  • Confluence permissions are additive. This means that if someone is in two Confluence groups, and one group has permission to view a page while the other does not, that person will still be able to see the page because at least one of the groups they're in has permission to view it.

  • You can make certain spaces (or even your whole site) available to the public, which means that anyone on the internet would be able to access your content.

  • If a user doesn't have access to the page, they won't receive a notification when @ mentioned.

  • Adding specific people will not notify them that they’ve been added, unless they specifically requested access (or if you share the page or mention them in a comment to let them know).

Troubleshoot page access

Inspect permissions

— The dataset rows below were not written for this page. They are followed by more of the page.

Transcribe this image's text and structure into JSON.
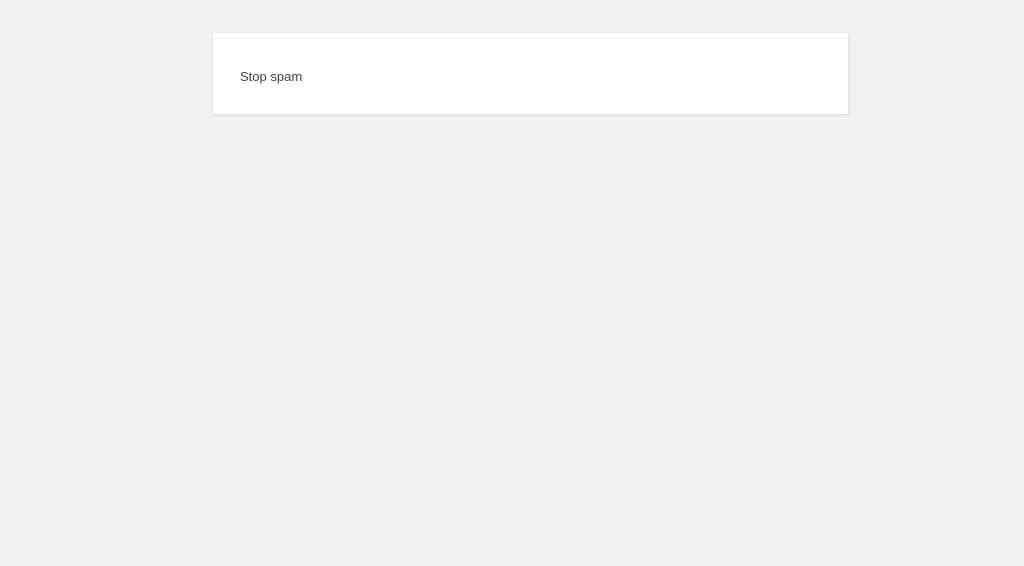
{
  "notice": {
    "message": "Stop spam"
  },
  "colors": {
    "background": "#f1f1f1",
    "card": "#ffffff",
    "text": "#444444"
  }
}
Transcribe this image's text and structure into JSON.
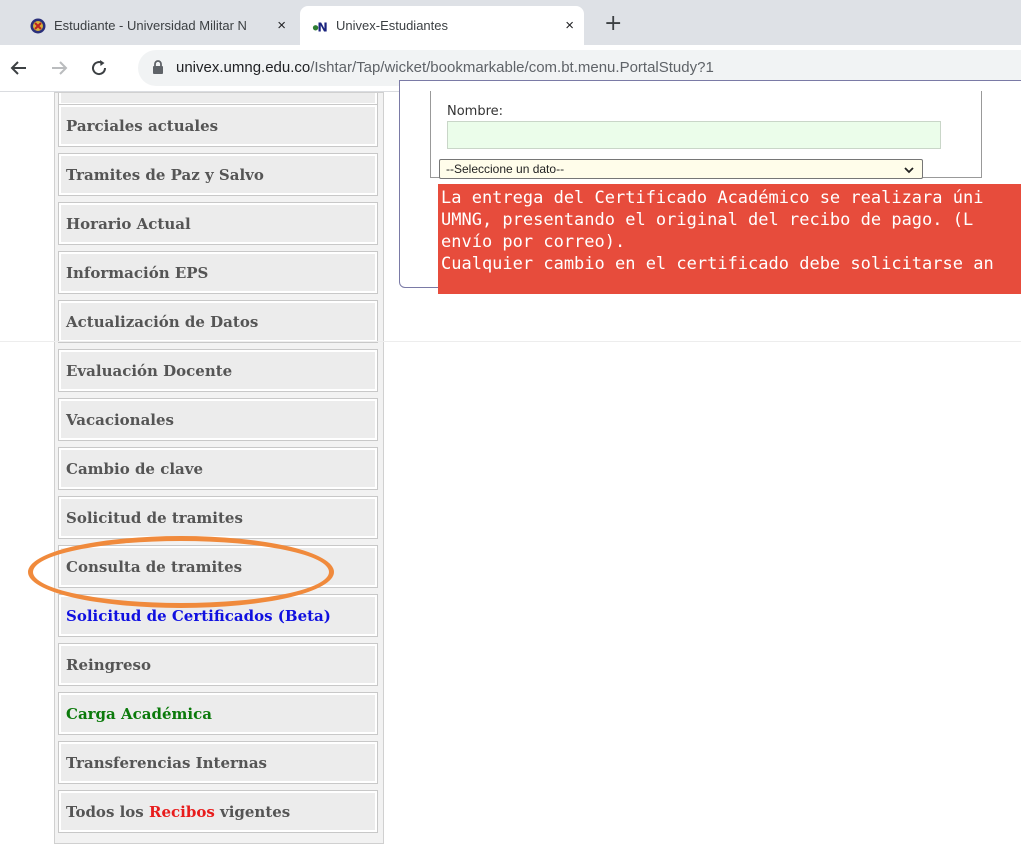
{
  "browser": {
    "tabs": [
      {
        "title": "Estudiante - Universidad Militar N",
        "close": "×"
      },
      {
        "title": "Univex-Estudiantes",
        "close": "×"
      }
    ],
    "new_tab": "+",
    "url_host": "univex.umng.edu.co",
    "url_path": "/Ishtar/Tap/wicket/bookmarkable/com.bt.menu.PortalStudy?1"
  },
  "sidebar": {
    "items": [
      {
        "label": "Parciales actuales"
      },
      {
        "label": "Tramites de Paz y Salvo"
      },
      {
        "label": "Horario Actual"
      },
      {
        "label": "Información EPS"
      },
      {
        "label": "Actualización de Datos"
      },
      {
        "label": "Evaluación Docente"
      },
      {
        "label": "Vacacionales"
      },
      {
        "label": "Cambio de clave"
      },
      {
        "label": "Solicitud de tramites"
      },
      {
        "label": "Consulta de tramites"
      },
      {
        "label": "Solicitud de Certificados (Beta)"
      },
      {
        "label": "Reingreso"
      },
      {
        "label": "Carga Académica"
      },
      {
        "label": "Transferencias Internas"
      },
      {
        "last_prefix": "Todos los ",
        "last_red": "Recibos",
        "last_suffix": " vigentes"
      }
    ]
  },
  "form": {
    "nombre_label": "Nombre:",
    "nombre_value": "",
    "select_value": "--Seleccione un dato--"
  },
  "alert": {
    "lines": [
      "La entrega del Certificado Académico se realizara úni",
      "UMNG, presentando el original del recibo de pago. (L",
      "envío por correo).",
      "Cualquier cambio en el certificado debe solicitarse an"
    ]
  },
  "colors": {
    "alert_bg": "#e74c3c",
    "highlight_ring": "#f08a3c",
    "certificados_link": "#1010e0",
    "carga_link": "#0b7a0b",
    "recibos_word": "#e81c1c"
  }
}
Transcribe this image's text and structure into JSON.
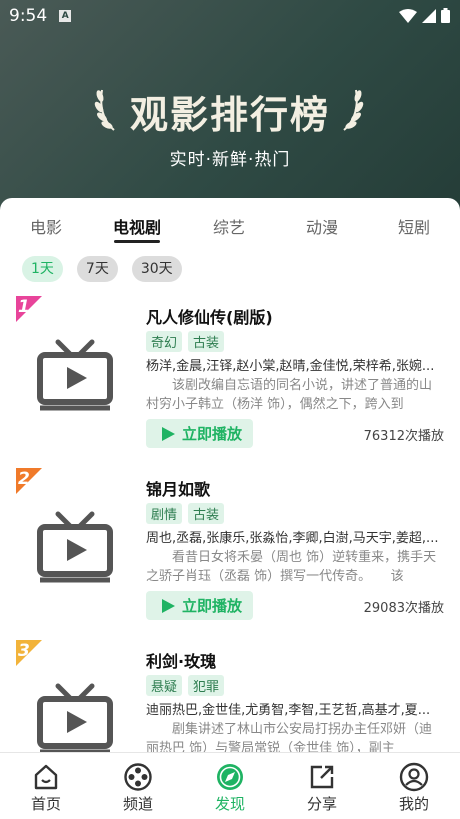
{
  "status_bar": {
    "time": "9:54",
    "badge": "A"
  },
  "hero": {
    "title": "观影排行榜",
    "subtitle": "实时·新鲜·热门"
  },
  "category_tabs": [
    "电影",
    "电视剧",
    "综艺",
    "动漫",
    "短剧"
  ],
  "active_tab": "电视剧",
  "time_filters": [
    "1天",
    "7天",
    "30天"
  ],
  "active_filter": "1天",
  "items": [
    {
      "rank": "1",
      "title": "凡人修仙传(剧版)",
      "tags": [
        "奇幻",
        "古装"
      ],
      "cast": "杨洋,金晨,汪铎,赵小棠,赵晴,金佳悦,荣梓希,张婉...",
      "desc": "该剧改编自忘语的同名小说，讲述了普通的山村穷小子韩立（杨洋 饰），偶然之下，跨入到",
      "play_label": "立即播放",
      "plays": "76312次播放",
      "badge_color": "#e8449a"
    },
    {
      "rank": "2",
      "title": "锦月如歌",
      "tags": [
        "剧情",
        "古装"
      ],
      "cast": "周也,丞磊,张康乐,张淼怡,李卿,白澍,马天宇,姜超,...",
      "desc": "看昔日女将禾晏（周也 饰）逆转重来，携手天之骄子肖珏（丞磊 饰）撰写一代传奇。　　该",
      "play_label": "立即播放",
      "plays": "29083次播放",
      "badge_color": "#f07a2a"
    },
    {
      "rank": "3",
      "title": "利剑·玫瑰",
      "tags": [
        "悬疑",
        "犯罪"
      ],
      "cast": "迪丽热巴,金世佳,尤勇智,李智,王艺哲,高基才,夏...",
      "desc": "剧集讲述了林山市公安局打拐办主任邓妍（迪丽热巴 饰）与警局常锐（金世佳 饰），副主",
      "play_label": "立即播放",
      "plays": "",
      "badge_color": "#f2b33a"
    }
  ],
  "bottom_nav": [
    "首页",
    "频道",
    "发现",
    "分享",
    "我的"
  ],
  "active_nav": "发现",
  "colors": {
    "accent": "#1fb363",
    "hero_bg": "#2f4a44"
  }
}
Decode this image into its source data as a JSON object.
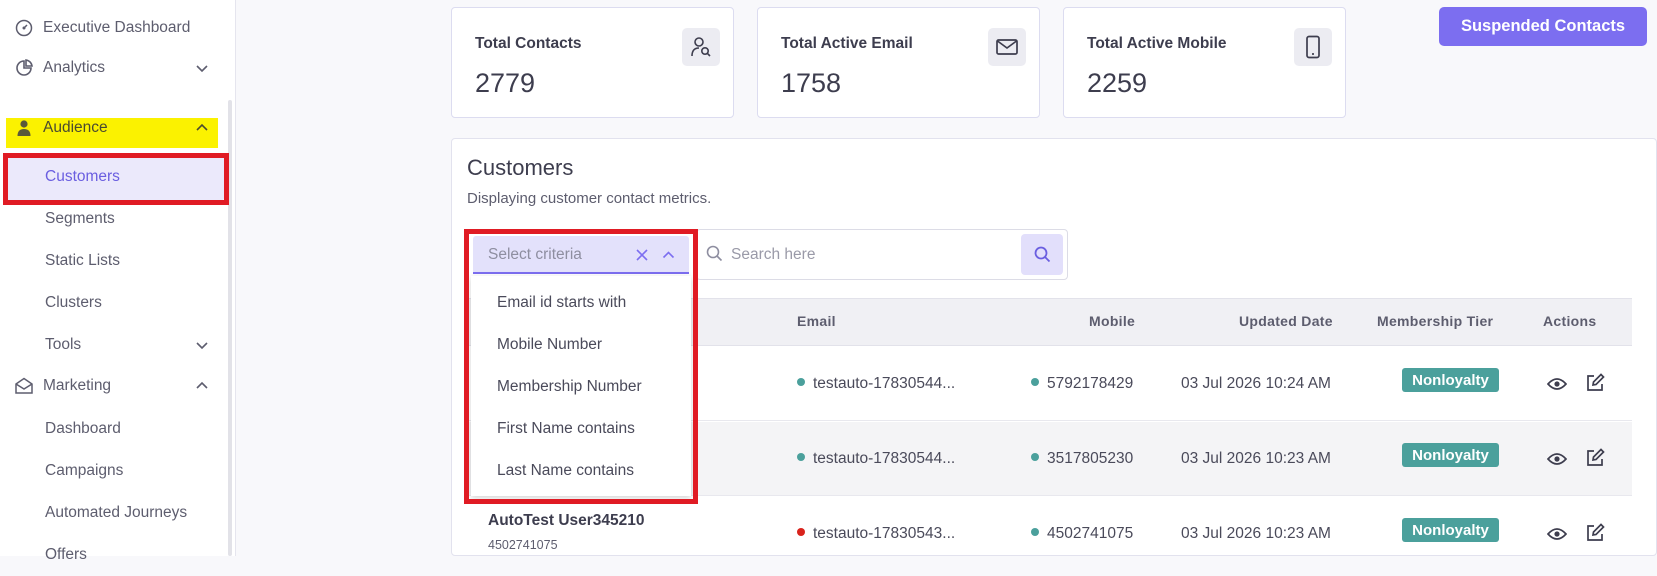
{
  "sidebar": {
    "items": [
      {
        "label": "Executive Dashboard",
        "icon": "gauge-icon"
      },
      {
        "label": "Analytics",
        "icon": "pie-chart-icon"
      },
      {
        "label": "Audience",
        "icon": "user-icon"
      },
      {
        "label": "Marketing",
        "icon": "mail-open-icon"
      }
    ],
    "audience_sub": [
      "Customers",
      "Segments",
      "Static Lists",
      "Clusters",
      "Tools"
    ],
    "marketing_sub": [
      "Dashboard",
      "Campaigns",
      "Automated Journeys",
      "Offers"
    ]
  },
  "stats": [
    {
      "title": "Total Contacts",
      "value": "2779",
      "icon": "user-search-icon"
    },
    {
      "title": "Total Active Email",
      "value": "1758",
      "icon": "envelope-icon"
    },
    {
      "title": "Total Active Mobile",
      "value": "2259",
      "icon": "mobile-phone-icon"
    }
  ],
  "suspended_label": "Suspended Contacts",
  "panel": {
    "title": "Customers",
    "subtitle": "Displaying customer contact metrics."
  },
  "filter": {
    "placeholder": "Select criteria",
    "options": [
      "Email id starts with",
      "Mobile Number",
      "Membership Number",
      "First Name contains",
      "Last Name contains"
    ]
  },
  "search": {
    "placeholder": "Search here"
  },
  "table": {
    "headers": [
      "Email",
      "Mobile",
      "Updated Date",
      "Membership Tier",
      "Actions"
    ],
    "rows": [
      {
        "name": "",
        "sub": "",
        "email": "testauto-17830544...",
        "email_status": "#4ba09c",
        "mobile": "5792178429",
        "mobile_status": "#4ba09c",
        "updated": "03 Jul 2026 10:24 AM",
        "tier": "Nonloyalty"
      },
      {
        "name": "",
        "sub": "",
        "email": "testauto-17830544...",
        "email_status": "#4ba09c",
        "mobile": "3517805230",
        "mobile_status": "#4ba09c",
        "updated": "03 Jul 2026 10:23 AM",
        "tier": "Nonloyalty"
      },
      {
        "name": "AutoTest User345210",
        "sub": "4502741075",
        "email": "testauto-17830543...",
        "email_status": "#d9231c",
        "mobile": "4502741075",
        "mobile_status": "#4ba09c",
        "updated": "03 Jul 2026 10:23 AM",
        "tier": "Nonloyalty"
      }
    ]
  },
  "colors": {
    "accent": "#7c6ef0",
    "highlight": "#fbf200",
    "annotation_red": "#e01b24",
    "badge": "#4ba09c"
  }
}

If you're not sure why a user has or doesn't have permission to view, edit, or comment on a page, you can use Confluence's inspect permissions feature.

Inspect permissions is only available on Confluence's premium plan.

Admin key

As an admin, there may be times when you need to look at content that you haven’t been given permission to view. For example, you may need to unlock a restricted page or space created by an inactive user, or you may need to diagnose content access issues. Admin key allows site admins to access restricted content so they can address these needs.

Admin key is also only available on Confluence's premium plan.

What does the lock icon mean?

You can find the padlock icon that represents a page's restrictions at the top of the page. Primarily, it opens the Restrictions window, but how it displays can also give you a quick clue to who can view the page.

The lock icon does not offer any information about who can edit the page, only who can view the page.

The icon for unrestricted permissions

Anyone in the space can view this page.

The icon for inherited restrictions

This page is set so anyone can view it, but it is inheriting view restrictions from one of its parent pages. Only people who have view access on the restricting parent page can view this page.

The icon for a restricted page

Only specific people can view this page.

How restricted are restrictions?

If your page has view restrictions, it won't display for anyone who doesn't have permission to view it, neither in the page tree, nor any macros. Unless someone else has specifically been given a link to your page, they won't know it exists.

Exceptions:

  • If someone has shared a link to a restricted page, or provided a link to it on another page that can be viewed, the link will have the title of the page as part of the URL. However, they won't be able to tell anything else about the page, including who created it, who has permissions, or when it was updated. 

  • Space admins can view and change the restrictions on any content within their space.

  • Site admins can view and change the restrictions on any content within their site.

Request and grant permissions

Request permission

If you try to view or edit a page that you don't have permission, you'll see a modal that lets you request that permission. After you request access, you'll get a notification when you've been granted permission. 

Grant permission

If someone asks permission to view or edit a restricted page, we'll email whoever is in the best position to grant permission. Our first choice is the page creator. If the page creator is unable to grant permission (if their account is deactivated or if their page access has been revoked), then we’ll send the email to the last person who updated the page. If no page creators or editors are able to grant permission, then we’ll send the email to a space admin.

If you receive an access request, you can choose to grant it, deny it, or ignore the email. That person may ask again, but we don't require a response from you if you don't wish to give one. 

Additional Help